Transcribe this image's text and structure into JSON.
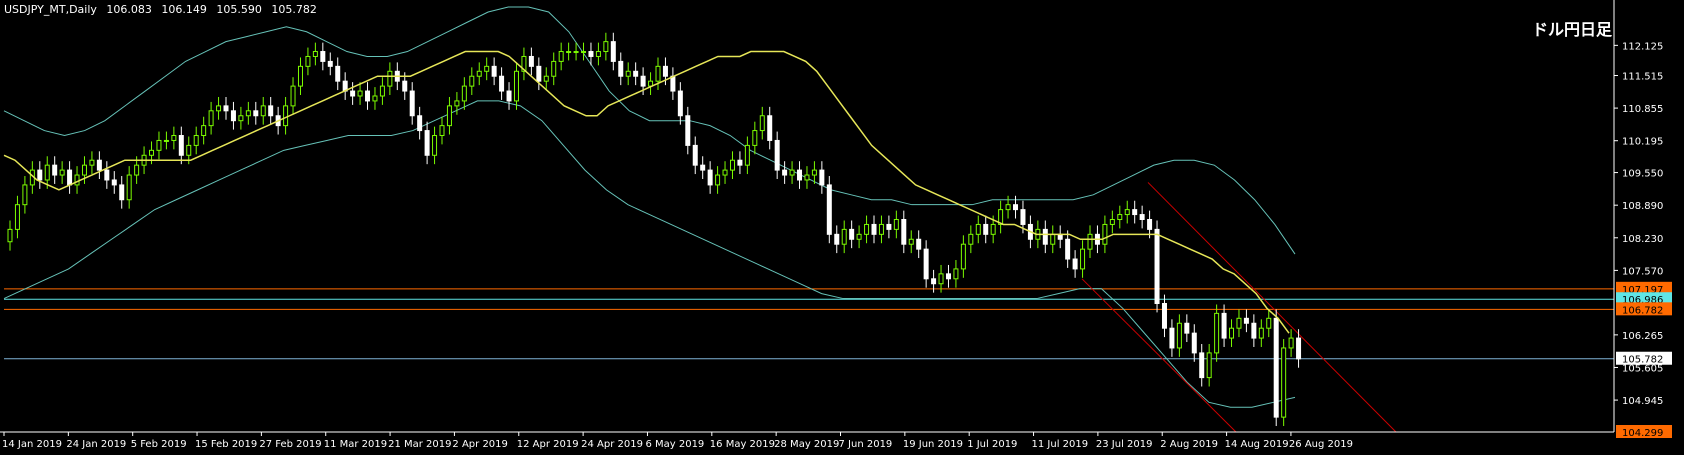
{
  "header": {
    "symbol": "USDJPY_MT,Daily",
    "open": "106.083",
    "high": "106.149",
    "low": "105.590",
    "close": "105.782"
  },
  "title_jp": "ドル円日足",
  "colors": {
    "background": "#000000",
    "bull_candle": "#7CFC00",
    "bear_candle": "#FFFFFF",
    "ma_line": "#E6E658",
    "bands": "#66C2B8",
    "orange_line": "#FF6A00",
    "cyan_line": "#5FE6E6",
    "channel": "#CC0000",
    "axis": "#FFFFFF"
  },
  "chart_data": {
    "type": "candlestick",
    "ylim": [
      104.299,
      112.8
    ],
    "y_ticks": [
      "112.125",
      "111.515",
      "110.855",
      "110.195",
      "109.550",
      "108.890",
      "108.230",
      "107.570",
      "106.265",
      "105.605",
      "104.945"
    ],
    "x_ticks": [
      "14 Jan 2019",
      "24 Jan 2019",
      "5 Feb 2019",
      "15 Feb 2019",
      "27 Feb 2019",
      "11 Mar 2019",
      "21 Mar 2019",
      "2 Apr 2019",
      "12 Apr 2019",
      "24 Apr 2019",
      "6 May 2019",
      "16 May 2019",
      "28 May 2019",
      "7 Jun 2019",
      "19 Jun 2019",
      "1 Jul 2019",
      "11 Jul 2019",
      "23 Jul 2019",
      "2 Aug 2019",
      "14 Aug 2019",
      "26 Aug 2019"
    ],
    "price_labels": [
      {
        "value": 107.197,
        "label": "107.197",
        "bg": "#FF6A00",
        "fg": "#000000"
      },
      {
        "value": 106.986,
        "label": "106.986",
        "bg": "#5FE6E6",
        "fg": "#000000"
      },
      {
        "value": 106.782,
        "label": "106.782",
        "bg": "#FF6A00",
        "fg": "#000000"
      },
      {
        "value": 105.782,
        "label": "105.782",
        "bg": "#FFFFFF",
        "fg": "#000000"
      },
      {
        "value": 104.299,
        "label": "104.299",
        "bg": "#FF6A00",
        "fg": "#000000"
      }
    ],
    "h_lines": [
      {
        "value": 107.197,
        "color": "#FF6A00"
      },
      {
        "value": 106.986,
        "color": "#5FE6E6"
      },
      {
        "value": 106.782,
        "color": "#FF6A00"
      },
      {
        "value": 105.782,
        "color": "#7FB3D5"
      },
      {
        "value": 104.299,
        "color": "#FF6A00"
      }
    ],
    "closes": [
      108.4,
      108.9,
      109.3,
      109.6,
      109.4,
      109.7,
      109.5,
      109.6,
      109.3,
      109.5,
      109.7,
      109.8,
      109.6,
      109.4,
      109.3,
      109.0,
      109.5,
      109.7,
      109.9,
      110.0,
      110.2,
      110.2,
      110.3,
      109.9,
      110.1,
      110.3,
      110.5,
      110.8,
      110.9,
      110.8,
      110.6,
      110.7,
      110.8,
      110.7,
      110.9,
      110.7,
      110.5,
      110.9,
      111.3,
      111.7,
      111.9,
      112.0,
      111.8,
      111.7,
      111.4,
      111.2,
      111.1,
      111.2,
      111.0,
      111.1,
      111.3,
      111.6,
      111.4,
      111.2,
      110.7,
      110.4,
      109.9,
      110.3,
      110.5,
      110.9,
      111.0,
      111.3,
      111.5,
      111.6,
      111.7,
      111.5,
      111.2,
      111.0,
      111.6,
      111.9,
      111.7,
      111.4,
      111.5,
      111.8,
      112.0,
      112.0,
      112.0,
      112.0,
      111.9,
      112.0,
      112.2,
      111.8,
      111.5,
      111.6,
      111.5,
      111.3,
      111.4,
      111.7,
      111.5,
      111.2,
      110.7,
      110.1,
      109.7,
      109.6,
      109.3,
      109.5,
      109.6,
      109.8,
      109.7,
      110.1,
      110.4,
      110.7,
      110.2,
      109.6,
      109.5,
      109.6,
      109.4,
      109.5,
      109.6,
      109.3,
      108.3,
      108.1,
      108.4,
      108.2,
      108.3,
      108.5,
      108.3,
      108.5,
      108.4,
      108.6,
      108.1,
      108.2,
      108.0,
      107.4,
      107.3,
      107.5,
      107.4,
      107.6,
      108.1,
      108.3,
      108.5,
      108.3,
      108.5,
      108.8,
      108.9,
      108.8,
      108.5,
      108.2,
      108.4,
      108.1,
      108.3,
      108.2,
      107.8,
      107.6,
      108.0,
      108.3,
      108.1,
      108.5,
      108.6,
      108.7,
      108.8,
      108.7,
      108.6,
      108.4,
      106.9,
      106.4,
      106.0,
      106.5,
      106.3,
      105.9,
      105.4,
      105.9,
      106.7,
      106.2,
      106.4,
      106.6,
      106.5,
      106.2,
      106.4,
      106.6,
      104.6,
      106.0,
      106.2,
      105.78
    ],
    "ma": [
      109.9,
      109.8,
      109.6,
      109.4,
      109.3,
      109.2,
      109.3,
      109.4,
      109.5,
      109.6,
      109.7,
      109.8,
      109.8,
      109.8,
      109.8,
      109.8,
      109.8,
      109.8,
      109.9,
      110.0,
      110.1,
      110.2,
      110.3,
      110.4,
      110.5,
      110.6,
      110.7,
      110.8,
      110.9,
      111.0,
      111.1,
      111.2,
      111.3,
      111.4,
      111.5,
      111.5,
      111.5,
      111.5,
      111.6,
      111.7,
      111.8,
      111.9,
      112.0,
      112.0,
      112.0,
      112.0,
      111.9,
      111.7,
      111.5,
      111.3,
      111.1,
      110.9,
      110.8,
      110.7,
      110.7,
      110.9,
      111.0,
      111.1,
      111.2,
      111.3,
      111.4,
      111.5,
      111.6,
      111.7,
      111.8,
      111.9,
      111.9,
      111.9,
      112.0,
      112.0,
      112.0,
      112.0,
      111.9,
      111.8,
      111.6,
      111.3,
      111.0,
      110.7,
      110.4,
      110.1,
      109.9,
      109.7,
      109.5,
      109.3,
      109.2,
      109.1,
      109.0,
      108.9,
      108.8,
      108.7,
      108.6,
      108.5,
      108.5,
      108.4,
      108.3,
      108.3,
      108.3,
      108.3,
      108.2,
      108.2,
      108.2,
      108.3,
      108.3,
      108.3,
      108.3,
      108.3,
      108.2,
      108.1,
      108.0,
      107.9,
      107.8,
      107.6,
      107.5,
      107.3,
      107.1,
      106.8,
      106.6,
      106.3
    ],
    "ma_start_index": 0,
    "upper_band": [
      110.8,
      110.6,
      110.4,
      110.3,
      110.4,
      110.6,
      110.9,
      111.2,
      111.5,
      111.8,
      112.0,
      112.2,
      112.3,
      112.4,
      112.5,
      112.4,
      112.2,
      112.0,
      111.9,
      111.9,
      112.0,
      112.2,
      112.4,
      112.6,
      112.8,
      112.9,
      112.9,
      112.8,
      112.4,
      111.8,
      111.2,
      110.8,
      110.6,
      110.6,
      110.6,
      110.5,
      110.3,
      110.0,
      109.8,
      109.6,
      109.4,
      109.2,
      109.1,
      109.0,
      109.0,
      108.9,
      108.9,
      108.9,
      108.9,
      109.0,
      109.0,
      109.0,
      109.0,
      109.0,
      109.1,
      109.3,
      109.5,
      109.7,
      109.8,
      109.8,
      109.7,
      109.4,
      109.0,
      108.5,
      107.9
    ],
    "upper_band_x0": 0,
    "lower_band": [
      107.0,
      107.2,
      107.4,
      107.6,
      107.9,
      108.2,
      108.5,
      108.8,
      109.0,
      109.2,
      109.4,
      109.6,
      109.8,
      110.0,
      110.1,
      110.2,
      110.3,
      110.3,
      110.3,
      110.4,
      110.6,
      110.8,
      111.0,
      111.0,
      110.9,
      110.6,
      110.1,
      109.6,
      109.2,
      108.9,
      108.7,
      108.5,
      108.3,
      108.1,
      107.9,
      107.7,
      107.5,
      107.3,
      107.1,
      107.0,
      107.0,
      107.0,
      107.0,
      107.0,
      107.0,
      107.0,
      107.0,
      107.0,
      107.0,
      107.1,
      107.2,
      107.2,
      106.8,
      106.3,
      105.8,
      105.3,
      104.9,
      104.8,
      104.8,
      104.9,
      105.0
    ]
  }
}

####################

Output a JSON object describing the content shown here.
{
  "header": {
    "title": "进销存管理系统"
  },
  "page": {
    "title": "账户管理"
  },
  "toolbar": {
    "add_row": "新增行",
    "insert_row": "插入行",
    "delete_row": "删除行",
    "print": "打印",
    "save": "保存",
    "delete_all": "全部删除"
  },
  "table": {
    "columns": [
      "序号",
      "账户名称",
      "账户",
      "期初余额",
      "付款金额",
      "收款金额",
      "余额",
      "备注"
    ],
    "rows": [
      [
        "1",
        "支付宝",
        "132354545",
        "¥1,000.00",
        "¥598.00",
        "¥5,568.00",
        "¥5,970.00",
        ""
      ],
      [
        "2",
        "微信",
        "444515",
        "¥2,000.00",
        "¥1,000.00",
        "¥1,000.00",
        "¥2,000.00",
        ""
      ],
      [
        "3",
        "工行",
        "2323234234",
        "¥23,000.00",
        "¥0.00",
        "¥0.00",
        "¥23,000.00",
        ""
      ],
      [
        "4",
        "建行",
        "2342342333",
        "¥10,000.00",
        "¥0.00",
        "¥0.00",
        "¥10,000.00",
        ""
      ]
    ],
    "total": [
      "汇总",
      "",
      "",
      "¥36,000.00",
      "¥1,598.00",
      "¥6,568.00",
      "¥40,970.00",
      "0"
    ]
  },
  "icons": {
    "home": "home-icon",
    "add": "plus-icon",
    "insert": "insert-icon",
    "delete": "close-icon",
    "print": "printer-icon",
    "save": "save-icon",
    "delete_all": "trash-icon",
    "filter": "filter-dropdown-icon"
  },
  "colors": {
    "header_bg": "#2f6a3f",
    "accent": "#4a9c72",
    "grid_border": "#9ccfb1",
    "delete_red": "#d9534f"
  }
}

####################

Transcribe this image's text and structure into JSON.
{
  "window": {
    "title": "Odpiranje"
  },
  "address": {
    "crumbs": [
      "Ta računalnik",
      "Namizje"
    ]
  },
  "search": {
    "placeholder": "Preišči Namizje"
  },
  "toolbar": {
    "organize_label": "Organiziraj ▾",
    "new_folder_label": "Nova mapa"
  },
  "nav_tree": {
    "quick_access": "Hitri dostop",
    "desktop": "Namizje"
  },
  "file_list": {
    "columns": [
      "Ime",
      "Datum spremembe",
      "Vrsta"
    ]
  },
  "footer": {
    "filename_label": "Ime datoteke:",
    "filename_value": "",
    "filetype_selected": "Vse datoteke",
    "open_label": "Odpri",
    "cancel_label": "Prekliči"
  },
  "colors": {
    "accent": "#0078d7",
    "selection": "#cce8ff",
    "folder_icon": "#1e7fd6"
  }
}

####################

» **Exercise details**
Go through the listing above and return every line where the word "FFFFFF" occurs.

» **Response**
    "bear_candle": "#FFFFFF",
    "axis": "#FFFFFF"
        "bg": "#FFFFFF",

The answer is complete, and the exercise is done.